A single figure is expected: how many lines of the data that follows contain the word "shortcut".

-- Task inputs --
● ● ● ● ●
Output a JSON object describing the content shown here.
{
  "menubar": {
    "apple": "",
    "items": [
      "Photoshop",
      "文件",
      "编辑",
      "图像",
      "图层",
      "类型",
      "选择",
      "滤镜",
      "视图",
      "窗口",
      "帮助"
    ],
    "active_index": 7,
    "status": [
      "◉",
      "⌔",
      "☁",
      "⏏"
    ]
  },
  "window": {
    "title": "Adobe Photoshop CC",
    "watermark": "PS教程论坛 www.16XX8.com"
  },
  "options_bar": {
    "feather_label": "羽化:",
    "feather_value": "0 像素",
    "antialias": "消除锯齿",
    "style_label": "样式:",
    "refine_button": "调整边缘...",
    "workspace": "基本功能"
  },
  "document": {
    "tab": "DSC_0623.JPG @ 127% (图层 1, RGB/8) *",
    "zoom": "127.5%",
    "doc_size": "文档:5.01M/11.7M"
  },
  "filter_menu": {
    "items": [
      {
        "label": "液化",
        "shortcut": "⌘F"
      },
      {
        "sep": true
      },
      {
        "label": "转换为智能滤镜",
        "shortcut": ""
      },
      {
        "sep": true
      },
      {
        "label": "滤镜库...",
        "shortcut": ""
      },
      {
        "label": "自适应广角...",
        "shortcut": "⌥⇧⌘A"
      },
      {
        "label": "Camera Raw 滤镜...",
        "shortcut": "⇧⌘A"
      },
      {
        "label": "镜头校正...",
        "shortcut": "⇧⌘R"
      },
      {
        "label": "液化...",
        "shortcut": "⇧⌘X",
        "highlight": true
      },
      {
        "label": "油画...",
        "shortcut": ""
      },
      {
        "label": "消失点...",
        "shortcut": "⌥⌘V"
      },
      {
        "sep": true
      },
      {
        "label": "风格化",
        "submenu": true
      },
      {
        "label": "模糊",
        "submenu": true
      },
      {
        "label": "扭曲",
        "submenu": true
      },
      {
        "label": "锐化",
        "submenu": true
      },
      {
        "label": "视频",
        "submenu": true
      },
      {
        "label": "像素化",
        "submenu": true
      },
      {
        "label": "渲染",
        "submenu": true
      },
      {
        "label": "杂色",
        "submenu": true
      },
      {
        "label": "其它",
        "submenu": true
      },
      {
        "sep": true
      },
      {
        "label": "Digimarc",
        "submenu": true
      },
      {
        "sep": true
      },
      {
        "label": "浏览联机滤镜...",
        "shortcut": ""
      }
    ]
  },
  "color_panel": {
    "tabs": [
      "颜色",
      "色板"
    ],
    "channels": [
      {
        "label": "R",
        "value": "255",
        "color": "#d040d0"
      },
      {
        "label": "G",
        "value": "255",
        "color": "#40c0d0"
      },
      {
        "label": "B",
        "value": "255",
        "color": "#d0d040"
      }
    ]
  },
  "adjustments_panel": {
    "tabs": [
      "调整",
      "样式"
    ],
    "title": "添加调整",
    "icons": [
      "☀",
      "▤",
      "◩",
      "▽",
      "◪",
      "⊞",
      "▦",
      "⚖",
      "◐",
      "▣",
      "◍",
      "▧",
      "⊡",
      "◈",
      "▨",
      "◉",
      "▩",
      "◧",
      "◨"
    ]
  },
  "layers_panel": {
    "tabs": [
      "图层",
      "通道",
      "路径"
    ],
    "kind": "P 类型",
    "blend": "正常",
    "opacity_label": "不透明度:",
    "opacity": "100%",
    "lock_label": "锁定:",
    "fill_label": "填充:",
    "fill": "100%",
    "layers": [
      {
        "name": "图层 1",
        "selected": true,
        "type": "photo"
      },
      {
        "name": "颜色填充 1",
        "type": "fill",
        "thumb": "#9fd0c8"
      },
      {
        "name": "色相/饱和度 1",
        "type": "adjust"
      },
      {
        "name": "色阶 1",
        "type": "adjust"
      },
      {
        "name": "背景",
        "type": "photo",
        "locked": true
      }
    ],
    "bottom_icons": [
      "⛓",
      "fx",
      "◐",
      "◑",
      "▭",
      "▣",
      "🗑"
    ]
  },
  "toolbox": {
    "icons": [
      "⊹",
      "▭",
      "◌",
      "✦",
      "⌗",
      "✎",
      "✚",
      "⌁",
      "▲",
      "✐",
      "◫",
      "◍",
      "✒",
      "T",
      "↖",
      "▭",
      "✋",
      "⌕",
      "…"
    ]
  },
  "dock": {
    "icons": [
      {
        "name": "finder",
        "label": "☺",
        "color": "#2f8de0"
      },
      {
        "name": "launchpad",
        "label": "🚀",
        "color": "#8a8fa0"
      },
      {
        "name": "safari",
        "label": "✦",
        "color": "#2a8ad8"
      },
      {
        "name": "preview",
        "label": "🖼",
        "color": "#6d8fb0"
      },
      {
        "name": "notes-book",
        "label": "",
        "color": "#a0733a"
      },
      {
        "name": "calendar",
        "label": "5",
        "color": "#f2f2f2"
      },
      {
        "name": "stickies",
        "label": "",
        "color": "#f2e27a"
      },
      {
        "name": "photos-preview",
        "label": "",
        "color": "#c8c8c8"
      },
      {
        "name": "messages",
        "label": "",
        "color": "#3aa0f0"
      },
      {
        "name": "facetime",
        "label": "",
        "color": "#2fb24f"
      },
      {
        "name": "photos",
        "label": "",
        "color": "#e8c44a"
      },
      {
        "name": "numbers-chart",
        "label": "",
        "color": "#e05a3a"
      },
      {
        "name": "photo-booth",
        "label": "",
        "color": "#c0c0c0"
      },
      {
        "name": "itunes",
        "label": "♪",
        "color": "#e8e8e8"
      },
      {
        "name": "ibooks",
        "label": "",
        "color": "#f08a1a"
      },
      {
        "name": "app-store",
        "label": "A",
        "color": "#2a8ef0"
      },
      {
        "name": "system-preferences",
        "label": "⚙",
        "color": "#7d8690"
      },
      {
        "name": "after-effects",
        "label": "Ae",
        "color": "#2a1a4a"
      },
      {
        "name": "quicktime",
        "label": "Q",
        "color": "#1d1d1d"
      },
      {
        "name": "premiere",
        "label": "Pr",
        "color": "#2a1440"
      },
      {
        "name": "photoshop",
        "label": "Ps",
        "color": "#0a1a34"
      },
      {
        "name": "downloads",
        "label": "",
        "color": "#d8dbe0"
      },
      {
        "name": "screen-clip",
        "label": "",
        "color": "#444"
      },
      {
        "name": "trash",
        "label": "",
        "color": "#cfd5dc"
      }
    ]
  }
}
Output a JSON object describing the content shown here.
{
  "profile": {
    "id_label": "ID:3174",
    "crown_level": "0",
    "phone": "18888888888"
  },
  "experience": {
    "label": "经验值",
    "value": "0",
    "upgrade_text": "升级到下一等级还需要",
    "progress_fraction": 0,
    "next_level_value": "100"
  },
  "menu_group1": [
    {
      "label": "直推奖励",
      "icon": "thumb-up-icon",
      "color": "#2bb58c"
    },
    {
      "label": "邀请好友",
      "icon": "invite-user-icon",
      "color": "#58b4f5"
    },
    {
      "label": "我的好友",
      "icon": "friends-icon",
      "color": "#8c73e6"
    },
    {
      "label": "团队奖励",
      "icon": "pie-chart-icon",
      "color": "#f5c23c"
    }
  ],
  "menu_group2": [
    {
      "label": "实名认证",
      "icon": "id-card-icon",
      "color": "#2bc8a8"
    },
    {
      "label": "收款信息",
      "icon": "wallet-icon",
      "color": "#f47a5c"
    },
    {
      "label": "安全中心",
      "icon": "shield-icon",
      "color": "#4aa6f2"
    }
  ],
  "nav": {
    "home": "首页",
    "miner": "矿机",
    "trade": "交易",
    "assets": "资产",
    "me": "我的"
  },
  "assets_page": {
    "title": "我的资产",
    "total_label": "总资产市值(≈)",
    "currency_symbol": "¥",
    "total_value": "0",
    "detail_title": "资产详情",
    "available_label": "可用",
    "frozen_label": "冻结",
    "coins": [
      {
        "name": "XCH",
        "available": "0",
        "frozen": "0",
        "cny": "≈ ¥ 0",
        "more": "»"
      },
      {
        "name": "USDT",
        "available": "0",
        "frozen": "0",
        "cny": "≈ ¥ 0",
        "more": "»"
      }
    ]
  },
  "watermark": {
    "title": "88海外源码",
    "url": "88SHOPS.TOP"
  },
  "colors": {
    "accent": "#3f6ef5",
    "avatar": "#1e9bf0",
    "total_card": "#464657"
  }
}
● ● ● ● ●
-- Output for this exercise --
10